* _ABOUT THIS EXERCISE_: Keeping pictures out of the copy, restate each record word for word.

* _DATA FOR THIS TASK_:
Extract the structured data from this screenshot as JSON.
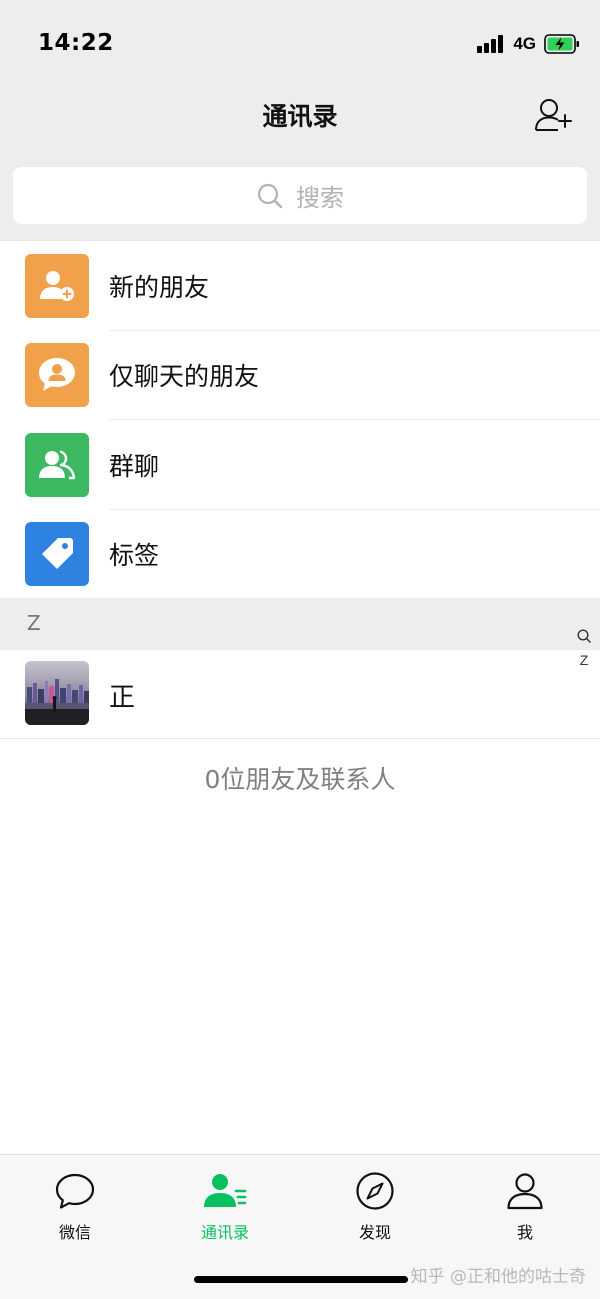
{
  "status_bar": {
    "time": "14:22",
    "network": "4G",
    "battery_color": "#30d158"
  },
  "nav": {
    "title": "通讯录",
    "add_friend_icon": "add-contact-icon"
  },
  "search": {
    "placeholder": "搜索"
  },
  "function_items": [
    {
      "label": "新的朋友",
      "icon": "new-friend-icon",
      "color": "#fa9d3b"
    },
    {
      "label": "仅聊天的朋友",
      "icon": "chat-only-friend-icon",
      "color": "#fa9d3b"
    },
    {
      "label": "群聊",
      "icon": "group-chat-icon",
      "color": "#07c160"
    },
    {
      "label": "标签",
      "icon": "tag-icon",
      "color": "#2782d7"
    }
  ],
  "contacts": {
    "section_letter": "Z",
    "items": [
      {
        "name": "正",
        "avatar": "city-night-photo"
      }
    ]
  },
  "index_bar": {
    "letters": [
      "Z"
    ]
  },
  "footer": {
    "count_text": "0位朋友及联系人"
  },
  "tab_bar": {
    "tabs": [
      {
        "label": "微信",
        "icon": "chat-bubble-icon",
        "active": false
      },
      {
        "label": "通讯录",
        "icon": "contacts-icon",
        "active": true
      },
      {
        "label": "发现",
        "icon": "compass-icon",
        "active": false
      },
      {
        "label": "我",
        "icon": "person-icon",
        "active": false
      }
    ],
    "active_color": "#07c160"
  },
  "watermark": "知乎 @正和他的咕士奇"
}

* _YOUR RESPONSE_:
Extract the structured data from this screenshot as JSON.
{
  "status_bar": {
    "time": "14:22",
    "network": "4G",
    "battery_color": "#30d158"
  },
  "nav": {
    "title": "通讯录",
    "add_friend_icon": "add-contact-icon"
  },
  "search": {
    "placeholder": "搜索"
  },
  "function_items": [
    {
      "label": "新的朋友",
      "icon": "new-friend-icon",
      "color": "#fa9d3b"
    },
    {
      "label": "仅聊天的朋友",
      "icon": "chat-only-friend-icon",
      "color": "#fa9d3b"
    },
    {
      "label": "群聊",
      "icon": "group-chat-icon",
      "color": "#07c160"
    },
    {
      "label": "标签",
      "icon": "tag-icon",
      "color": "#2782d7"
    }
  ],
  "contacts": {
    "section_letter": "Z",
    "items": [
      {
        "name": "正",
        "avatar": "city-night-photo"
      }
    ]
  },
  "index_bar": {
    "letters": [
      "Z"
    ]
  },
  "footer": {
    "count_text": "0位朋友及联系人"
  },
  "tab_bar": {
    "tabs": [
      {
        "label": "微信",
        "icon": "chat-bubble-icon",
        "active": false
      },
      {
        "label": "通讯录",
        "icon": "contacts-icon",
        "active": true
      },
      {
        "label": "发现",
        "icon": "compass-icon",
        "active": false
      },
      {
        "label": "我",
        "icon": "person-icon",
        "active": false
      }
    ],
    "active_color": "#07c160"
  },
  "watermark": "知乎 @正和他的咕士奇"
}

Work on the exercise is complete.